Extracted records
━━━━━━

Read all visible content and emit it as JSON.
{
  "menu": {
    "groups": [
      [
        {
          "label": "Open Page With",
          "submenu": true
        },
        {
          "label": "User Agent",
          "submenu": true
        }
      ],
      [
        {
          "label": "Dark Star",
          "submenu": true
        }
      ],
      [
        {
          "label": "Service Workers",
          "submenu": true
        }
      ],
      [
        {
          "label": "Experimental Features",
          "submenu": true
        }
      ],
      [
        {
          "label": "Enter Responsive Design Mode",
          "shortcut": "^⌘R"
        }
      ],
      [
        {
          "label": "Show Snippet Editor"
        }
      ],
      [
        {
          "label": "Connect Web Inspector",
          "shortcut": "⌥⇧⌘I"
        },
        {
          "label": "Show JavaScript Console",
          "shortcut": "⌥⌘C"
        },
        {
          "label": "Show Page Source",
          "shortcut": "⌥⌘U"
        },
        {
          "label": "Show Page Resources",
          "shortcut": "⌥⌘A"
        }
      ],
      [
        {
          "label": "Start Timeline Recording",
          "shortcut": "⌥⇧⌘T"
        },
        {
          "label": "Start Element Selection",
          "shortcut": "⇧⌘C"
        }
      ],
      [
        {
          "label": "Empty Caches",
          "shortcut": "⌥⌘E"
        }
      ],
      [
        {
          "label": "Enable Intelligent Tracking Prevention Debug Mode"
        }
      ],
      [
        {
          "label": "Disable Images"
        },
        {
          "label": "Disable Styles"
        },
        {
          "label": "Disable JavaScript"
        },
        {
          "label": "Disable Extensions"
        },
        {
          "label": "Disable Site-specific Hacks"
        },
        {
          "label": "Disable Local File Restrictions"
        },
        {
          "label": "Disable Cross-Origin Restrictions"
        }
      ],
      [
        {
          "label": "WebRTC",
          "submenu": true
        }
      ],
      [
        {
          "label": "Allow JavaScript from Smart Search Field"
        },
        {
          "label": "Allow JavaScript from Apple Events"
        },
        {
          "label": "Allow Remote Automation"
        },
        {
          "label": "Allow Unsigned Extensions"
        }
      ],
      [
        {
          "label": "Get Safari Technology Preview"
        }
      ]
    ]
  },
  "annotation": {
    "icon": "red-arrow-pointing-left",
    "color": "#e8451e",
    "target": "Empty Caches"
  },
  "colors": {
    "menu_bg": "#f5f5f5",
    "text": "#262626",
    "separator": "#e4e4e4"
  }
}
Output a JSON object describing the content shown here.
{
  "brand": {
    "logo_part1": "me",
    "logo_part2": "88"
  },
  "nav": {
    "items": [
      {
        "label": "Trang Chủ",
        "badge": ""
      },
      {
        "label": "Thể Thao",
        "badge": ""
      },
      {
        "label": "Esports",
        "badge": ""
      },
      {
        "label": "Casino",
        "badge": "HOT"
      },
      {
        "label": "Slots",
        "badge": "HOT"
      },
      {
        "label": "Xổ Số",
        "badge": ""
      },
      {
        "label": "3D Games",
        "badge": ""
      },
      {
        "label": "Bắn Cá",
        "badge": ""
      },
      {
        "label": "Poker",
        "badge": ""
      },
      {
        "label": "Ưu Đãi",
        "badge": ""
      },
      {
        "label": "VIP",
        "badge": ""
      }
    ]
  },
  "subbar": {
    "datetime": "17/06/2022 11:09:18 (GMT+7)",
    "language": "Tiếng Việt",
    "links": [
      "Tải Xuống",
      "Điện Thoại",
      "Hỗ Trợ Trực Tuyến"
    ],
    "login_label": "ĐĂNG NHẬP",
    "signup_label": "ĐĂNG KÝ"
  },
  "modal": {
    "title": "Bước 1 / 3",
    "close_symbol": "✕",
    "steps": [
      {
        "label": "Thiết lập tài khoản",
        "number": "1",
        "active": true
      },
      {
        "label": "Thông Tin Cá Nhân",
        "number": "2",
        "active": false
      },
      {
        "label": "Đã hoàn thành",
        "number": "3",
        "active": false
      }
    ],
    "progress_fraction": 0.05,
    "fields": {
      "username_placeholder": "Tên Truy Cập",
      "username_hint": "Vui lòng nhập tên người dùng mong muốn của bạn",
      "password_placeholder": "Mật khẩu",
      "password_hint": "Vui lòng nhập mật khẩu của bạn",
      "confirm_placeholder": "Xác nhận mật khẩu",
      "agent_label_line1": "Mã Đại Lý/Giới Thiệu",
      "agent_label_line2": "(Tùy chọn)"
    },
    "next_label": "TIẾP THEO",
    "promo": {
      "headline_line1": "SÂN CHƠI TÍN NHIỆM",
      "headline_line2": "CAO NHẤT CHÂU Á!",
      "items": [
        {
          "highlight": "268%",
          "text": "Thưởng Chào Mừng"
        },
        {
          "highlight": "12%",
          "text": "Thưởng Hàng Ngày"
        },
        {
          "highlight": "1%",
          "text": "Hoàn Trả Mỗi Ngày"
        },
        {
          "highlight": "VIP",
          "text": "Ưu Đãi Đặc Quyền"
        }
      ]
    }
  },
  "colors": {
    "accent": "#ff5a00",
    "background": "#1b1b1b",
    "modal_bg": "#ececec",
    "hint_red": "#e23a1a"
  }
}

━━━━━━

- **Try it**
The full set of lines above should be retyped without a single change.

- **Exercise solution**
Read all visible content and emit it as JSON.
{
  "menu": {
    "groups": [
      [
        {
          "label": "Open Page With",
          "submenu": true
        },
        {
          "label": "User Agent",
          "submenu": true
        }
      ],
      [
        {
          "label": "Dark Star",
          "submenu": true
        }
      ],
      [
        {
          "label": "Service Workers",
          "submenu": true
        }
      ],
      [
        {
          "label": "Experimental Features",
          "submenu": true
        }
      ],
      [
        {
          "label": "Enter Responsive Design Mode",
          "shortcut": "^⌘R"
        }
      ],
      [
        {
          "label": "Show Snippet Editor"
        }
      ],
      [
        {
          "label": "Connect Web Inspector",
          "shortcut": "⌥⇧⌘I"
        },
        {
          "label": "Show JavaScript Console",
          "shortcut": "⌥⌘C"
        },
        {
          "label": "Show Page Source",
          "shortcut": "⌥⌘U"
        },
        {
          "label": "Show Page Resources",
          "shortcut": "⌥⌘A"
        }
      ],
      [
        {
          "label": "Start Timeline Recording",
          "shortcut": "⌥⇧⌘T"
        },
        {
          "label": "Start Element Selection",
          "shortcut": "⇧⌘C"
        }
      ],
      [
        {
          "label": "Empty Caches",
          "shortcut": "⌥⌘E"
        }
      ],
      [
        {
          "label": "Enable Intelligent Tracking Prevention Debug Mode"
        }
      ],
      [
        {
          "label": "Disable Images"
        },
        {
          "label": "Disable Styles"
        },
        {
          "label": "Disable JavaScript"
        },
        {
          "label": "Disable Extensions"
        },
        {
          "label": "Disable Site-specific Hacks"
        },
        {
          "label": "Disable Local File Restrictions"
        },
        {
          "label": "Disable Cross-Origin Restrictions"
        }
      ],
      [
        {
          "label": "WebRTC",
          "submenu": true
        }
      ],
      [
        {
          "label": "Allow JavaScript from Smart Search Field"
        },
        {
          "label": "Allow JavaScript from Apple Events"
        },
        {
          "label": "Allow Remote Automation"
        },
        {
          "label": "Allow Unsigned Extensions"
        }
      ],
      [
        {
          "label": "Get Safari Technology Preview"
        }
      ]
    ]
  },
  "annotation": {
    "icon": "red-arrow-pointing-left",
    "color": "#e8451e",
    "target": "Empty Caches"
  },
  "colors": {
    "menu_bg": "#f5f5f5",
    "text": "#262626",
    "separator": "#e4e4e4"
  }
}
Output a JSON object describing the content shown here.
{
  "brand": {
    "logo_part1": "me",
    "logo_part2": "88"
  },
  "nav": {
    "items": [
      {
        "label": "Trang Chủ",
        "badge": ""
      },
      {
        "label": "Thể Thao",
        "badge": ""
      },
      {
        "label": "Esports",
        "badge": ""
      },
      {
        "label": "Casino",
        "badge": "HOT"
      },
      {
        "label": "Slots",
        "badge": "HOT"
      },
      {
        "label": "Xổ Số",
        "badge": ""
      },
      {
        "label": "3D Games",
        "badge": ""
      },
      {
        "label": "Bắn Cá",
        "badge": ""
      },
      {
        "label": "Poker",
        "badge": ""
      },
      {
        "label": "Ưu Đãi",
        "badge": ""
      },
      {
        "label": "VIP",
        "badge": ""
      }
    ]
  },
  "subbar": {
    "datetime": "17/06/2022 11:09:18 (GMT+7)",
    "language": "Tiếng Việt",
    "links": [
      "Tải Xuống",
      "Điện Thoại",
      "Hỗ Trợ Trực Tuyến"
    ],
    "login_label": "ĐĂNG NHẬP",
    "signup_label": "ĐĂNG KÝ"
  },
  "modal": {
    "title": "Bước 1 / 3",
    "close_symbol": "✕",
    "steps": [
      {
        "label": "Thiết lập tài khoản",
        "number": "1",
        "active": true
      },
      {
        "label": "Thông Tin Cá Nhân",
        "number": "2",
        "active": false
      },
      {
        "label": "Đã hoàn thành",
        "number": "3",
        "active": false
      }
    ],
    "progress_fraction": 0.05,
    "fields": {
      "username_placeholder": "Tên Truy Cập",
      "username_hint": "Vui lòng nhập tên người dùng mong muốn của bạn",
      "password_placeholder": "Mật khẩu",
      "password_hint": "Vui lòng nhập mật khẩu của bạn",
      "confirm_placeholder": "Xác nhận mật khẩu",
      "agent_label_line1": "Mã Đại Lý/Giới Thiệu",
      "agent_label_line2": "(Tùy chọn)"
    },
    "next_label": "TIẾP THEO",
    "promo": {
      "headline_line1": "SÂN CHƠI TÍN NHIỆM",
      "headline_line2": "CAO NHẤT CHÂU Á!",
      "items": [
        {
          "highlight": "268%",
          "text": "Thưởng Chào Mừng"
        },
        {
          "highlight": "12%",
          "text": "Thưởng Hàng Ngày"
        },
        {
          "highlight": "1%",
          "text": "Hoàn Trả Mỗi Ngày"
        },
        {
          "highlight": "VIP",
          "text": "Ưu Đãi Đặc Quyền"
        }
      ]
    }
  },
  "colors": {
    "accent": "#ff5a00",
    "background": "#1b1b1b",
    "modal_bg": "#ececec",
    "hint_red": "#e23a1a"
  }
}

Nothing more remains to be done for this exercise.